A bit ashamed to say that I am still a bit confused how growth stocks actually produce their returns for their shareholders over time. More specifically the actual mechanics of it. Please bear with me:
Let's say you buy one stock of a tech company today at t=0 at a rather high 1yr forward P/E ratio. Now fast forward one year to t+1. Suppose the earnings announced at t+1 are exactly those implied by 1yr forward P/E ratio a year ago at t=0.
At t+1 we realized one year of earnings.

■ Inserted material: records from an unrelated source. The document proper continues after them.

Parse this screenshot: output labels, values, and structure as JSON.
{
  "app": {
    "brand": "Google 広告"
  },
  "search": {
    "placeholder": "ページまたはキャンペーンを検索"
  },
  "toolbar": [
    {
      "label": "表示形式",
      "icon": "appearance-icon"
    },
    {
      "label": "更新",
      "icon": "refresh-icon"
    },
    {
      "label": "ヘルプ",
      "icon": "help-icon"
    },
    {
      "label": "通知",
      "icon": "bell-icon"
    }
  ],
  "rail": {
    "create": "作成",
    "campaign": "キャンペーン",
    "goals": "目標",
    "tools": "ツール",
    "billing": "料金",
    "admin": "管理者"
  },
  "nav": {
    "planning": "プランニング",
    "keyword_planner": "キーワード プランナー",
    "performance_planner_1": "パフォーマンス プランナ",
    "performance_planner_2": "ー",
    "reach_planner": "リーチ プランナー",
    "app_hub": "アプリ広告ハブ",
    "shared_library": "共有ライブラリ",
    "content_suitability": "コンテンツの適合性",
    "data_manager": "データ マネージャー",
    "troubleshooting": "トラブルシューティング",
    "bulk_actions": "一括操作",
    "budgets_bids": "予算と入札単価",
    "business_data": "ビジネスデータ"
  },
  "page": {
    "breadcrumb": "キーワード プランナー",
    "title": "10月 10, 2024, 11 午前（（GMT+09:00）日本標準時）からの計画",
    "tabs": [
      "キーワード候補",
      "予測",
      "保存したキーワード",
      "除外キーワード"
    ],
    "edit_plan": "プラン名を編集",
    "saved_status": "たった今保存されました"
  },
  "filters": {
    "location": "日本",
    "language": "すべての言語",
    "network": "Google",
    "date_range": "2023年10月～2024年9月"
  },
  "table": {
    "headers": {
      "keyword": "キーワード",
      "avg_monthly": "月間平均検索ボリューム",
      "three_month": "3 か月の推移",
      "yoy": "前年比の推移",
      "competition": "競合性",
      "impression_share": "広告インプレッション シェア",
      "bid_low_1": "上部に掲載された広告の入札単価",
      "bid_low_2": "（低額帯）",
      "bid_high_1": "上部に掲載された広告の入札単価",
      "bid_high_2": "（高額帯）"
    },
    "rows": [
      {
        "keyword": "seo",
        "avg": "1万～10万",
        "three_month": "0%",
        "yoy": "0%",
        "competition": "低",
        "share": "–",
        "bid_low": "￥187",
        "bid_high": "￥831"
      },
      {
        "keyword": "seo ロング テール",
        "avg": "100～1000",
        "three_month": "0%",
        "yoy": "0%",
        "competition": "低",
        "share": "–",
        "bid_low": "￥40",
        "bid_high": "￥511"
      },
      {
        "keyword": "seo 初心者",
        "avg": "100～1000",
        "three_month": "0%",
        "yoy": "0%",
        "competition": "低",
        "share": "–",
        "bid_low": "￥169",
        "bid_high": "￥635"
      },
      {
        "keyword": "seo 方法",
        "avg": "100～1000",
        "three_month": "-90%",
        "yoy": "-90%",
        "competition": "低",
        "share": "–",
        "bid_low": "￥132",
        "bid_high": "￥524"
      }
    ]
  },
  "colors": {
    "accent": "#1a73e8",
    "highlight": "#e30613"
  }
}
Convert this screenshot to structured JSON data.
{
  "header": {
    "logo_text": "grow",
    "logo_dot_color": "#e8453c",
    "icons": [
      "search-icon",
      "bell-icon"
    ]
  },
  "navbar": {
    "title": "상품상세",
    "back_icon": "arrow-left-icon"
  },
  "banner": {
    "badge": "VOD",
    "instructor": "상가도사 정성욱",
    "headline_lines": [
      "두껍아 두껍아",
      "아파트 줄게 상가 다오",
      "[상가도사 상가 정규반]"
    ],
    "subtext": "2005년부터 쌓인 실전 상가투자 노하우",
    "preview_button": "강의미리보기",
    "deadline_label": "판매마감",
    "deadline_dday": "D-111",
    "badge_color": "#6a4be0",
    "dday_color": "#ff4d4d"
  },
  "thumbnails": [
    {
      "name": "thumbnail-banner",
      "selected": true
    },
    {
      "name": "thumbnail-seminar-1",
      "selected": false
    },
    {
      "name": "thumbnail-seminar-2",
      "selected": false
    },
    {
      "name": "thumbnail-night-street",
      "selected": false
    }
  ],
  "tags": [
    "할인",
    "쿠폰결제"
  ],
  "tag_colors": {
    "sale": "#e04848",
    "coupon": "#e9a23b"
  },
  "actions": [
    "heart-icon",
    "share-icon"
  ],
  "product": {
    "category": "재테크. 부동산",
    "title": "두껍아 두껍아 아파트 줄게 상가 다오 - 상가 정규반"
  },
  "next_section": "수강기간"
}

The remaining future earnings are unchanged minus what we just realized at t+1. Basic algebra tells me that stock price should appreciate by the difference in value of all discounted future earnings at t=0 and t+1.
If we look at classicvaluation, in % terms that difference is the discount rate or cost of equity. That stock's market price should appreciate by the cost of equity of that tech firm = risk-free rate + beta x equity risk premium.
Is my thinking correct?